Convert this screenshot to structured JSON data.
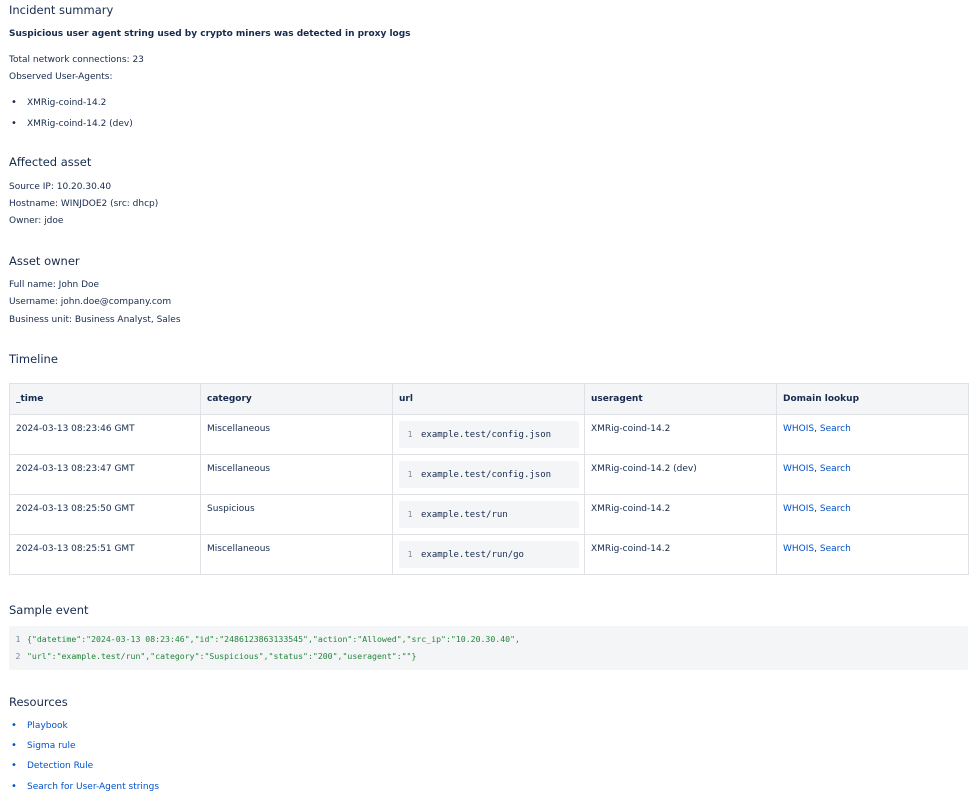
{
  "incident": {
    "heading": "Incident summary",
    "title": "Suspicious user agent string used by crypto miners was detected in proxy logs",
    "connections": "Total network connections: 23",
    "observed_label": "Observed User-Agents:",
    "user_agents": [
      "XMRig-coind-14.2",
      "XMRig-coind-14.2 (dev)"
    ]
  },
  "affected_asset": {
    "heading": "Affected asset",
    "source_ip": "Source IP: 10.20.30.40",
    "hostname": "Hostname: WINJDOE2 (src: dhcp)",
    "owner": "Owner: jdoe"
  },
  "asset_owner": {
    "heading": "Asset owner",
    "full_name": "Full name: John Doe",
    "username": "Username: john.doe@company.com",
    "business_unit": "Business unit: Business Analyst, Sales"
  },
  "timeline": {
    "heading": "Timeline",
    "columns": [
      "_time",
      "category",
      "url",
      "useragent",
      "Domain lookup"
    ],
    "rows": [
      {
        "time": "2024-03-13 08:23:46 GMT",
        "category": "Miscellaneous",
        "url_line": "1",
        "url": "example.test/config.json",
        "useragent": "XMRig-coind-14.2",
        "whois": "WHOIS",
        "sep": ", ",
        "search": "Search"
      },
      {
        "time": "2024-03-13 08:23:47 GMT",
        "category": "Miscellaneous",
        "url_line": "1",
        "url": "example.test/config.json",
        "useragent": "XMRig-coind-14.2 (dev)",
        "whois": "WHOIS",
        "sep": ", ",
        "search": "Search"
      },
      {
        "time": "2024-03-13 08:25:50 GMT",
        "category": "Suspicious",
        "url_line": "1",
        "url": "example.test/run",
        "useragent": "XMRig-coind-14.2",
        "whois": "WHOIS",
        "sep": ", ",
        "search": "Search"
      },
      {
        "time": "2024-03-13 08:25:51 GMT",
        "category": "Miscellaneous",
        "url_line": "1",
        "url": "example.test/run/go",
        "useragent": "XMRig-coind-14.2",
        "whois": "WHOIS",
        "sep": ", ",
        "search": "Search"
      }
    ]
  },
  "sample_event": {
    "heading": "Sample event",
    "lines": [
      {
        "n": "1",
        "text": "{\"datetime\":\"2024-03-13 08:23:46\",\"id\":\"2486123863133545\",\"action\":\"Allowed\",\"src_ip\":\"10.20.30.40\","
      },
      {
        "n": "2",
        "text": "\"url\":\"example.test/run\",\"category\":\"Suspicious\",\"status\":\"200\",\"useragent\":\"\"}"
      }
    ]
  },
  "resources": {
    "heading": "Resources",
    "links": [
      "Playbook",
      "Sigma rule",
      "Detection Rule",
      "Search for User-Agent strings"
    ]
  },
  "colors": {
    "link": "#0052cc",
    "text": "#172b4d",
    "code_string": "#22863a",
    "table_header_bg": "#f4f5f7"
  }
}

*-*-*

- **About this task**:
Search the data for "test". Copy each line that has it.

- **Answer below**:
        "url": "example.test/config.json",
        "url": "example.test/config.json",
        "url": "example.test/run",
        "url": "example.test/run/go",
        "text": "\"url\":\"example.test/run\",\"category\":\"Suspicious\",\"status\":\"200\",\"useragent\":\"\"}"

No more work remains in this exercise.